All in the Family: “One-Hour Model” and the Future
By Cindy Marino
In the late 1970s and early 1980s, Baby Boomers were becoming parents. This generation, (currently in their 60s) rebelled against the institution of church just as they had any other
institution their parents built or supported. Some innovative churches began offering creative contemporary worship services in order to win boomers back to church. And it worked. Many boomers found a place where they could “do church differently” and still raise their children in Sunday School just as they had been raised.
There was a difference, however. The children of boomers experienced Sunday School at the same time their parents were in worship. That trend spread to traditional congregations as well, including Grace. It was a one-hour opportunity for the family, but left out one important element, the children were never in worship.
While the one-hour movement worked in many ways, its legacy, according to Tim Wright in Sunday Schooling our Kids Out of Church, is the most un-churched generation in the last few hundred years. A couple of things have become clear:
• We haven’t made the home the primary place of faith formation.
• Today’s young parents have no touch points that connect them with worship.
This isn’t to say that the church has done anything wrong, but just that we need to pay attention and adjust as needed. At Grace, this means we are looking carefully at our overall programming to see how we can better incorporate kids into worship, and how we might provide more intergenerational mission and fellowship opportunities (such as Side x Side).
Where do you see opportunities to love and nurture children into the life of the church as you know it? How can Grace better support young parents as they bring children into this ever-changing world?

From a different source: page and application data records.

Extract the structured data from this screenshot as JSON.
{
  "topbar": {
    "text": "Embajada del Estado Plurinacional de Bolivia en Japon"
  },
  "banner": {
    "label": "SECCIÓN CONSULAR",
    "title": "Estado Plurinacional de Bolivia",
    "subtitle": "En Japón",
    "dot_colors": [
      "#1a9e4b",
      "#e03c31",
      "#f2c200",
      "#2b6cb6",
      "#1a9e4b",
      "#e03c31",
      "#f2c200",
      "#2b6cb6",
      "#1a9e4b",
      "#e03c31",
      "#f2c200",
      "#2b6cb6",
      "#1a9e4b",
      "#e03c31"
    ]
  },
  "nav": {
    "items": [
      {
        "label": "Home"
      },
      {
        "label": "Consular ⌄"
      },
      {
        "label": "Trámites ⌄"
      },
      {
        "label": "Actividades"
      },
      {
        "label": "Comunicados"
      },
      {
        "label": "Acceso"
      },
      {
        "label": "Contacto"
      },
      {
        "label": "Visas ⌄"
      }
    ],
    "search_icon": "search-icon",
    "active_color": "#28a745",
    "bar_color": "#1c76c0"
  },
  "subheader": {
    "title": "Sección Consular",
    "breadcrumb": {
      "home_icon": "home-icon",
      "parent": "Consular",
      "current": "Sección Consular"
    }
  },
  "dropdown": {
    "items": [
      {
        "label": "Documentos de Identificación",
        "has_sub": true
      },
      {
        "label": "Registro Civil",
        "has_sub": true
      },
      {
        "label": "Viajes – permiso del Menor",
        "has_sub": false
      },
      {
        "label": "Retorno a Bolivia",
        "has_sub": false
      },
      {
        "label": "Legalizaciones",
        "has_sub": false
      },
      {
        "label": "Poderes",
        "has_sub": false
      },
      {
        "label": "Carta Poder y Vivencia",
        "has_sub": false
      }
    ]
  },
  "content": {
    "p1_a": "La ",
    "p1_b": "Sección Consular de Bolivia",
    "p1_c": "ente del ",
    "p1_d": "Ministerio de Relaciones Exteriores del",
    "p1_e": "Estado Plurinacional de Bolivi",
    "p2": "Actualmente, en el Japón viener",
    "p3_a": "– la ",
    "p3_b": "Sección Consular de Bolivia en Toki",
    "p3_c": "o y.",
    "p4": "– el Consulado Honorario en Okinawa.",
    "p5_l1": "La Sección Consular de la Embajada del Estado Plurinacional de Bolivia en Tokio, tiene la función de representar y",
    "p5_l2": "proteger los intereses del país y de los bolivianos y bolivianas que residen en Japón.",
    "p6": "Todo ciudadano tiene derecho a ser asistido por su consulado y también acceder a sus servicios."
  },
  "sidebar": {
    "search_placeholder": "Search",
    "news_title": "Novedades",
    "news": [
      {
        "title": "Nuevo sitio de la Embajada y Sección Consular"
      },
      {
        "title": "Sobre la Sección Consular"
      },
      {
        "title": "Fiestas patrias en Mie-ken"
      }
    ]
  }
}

This foundational role of church, to nurture people in their relationship with Christ and others, is one we take seriously. I would love to hear your comments.
photo by seier+seier (flickr/ creative commons)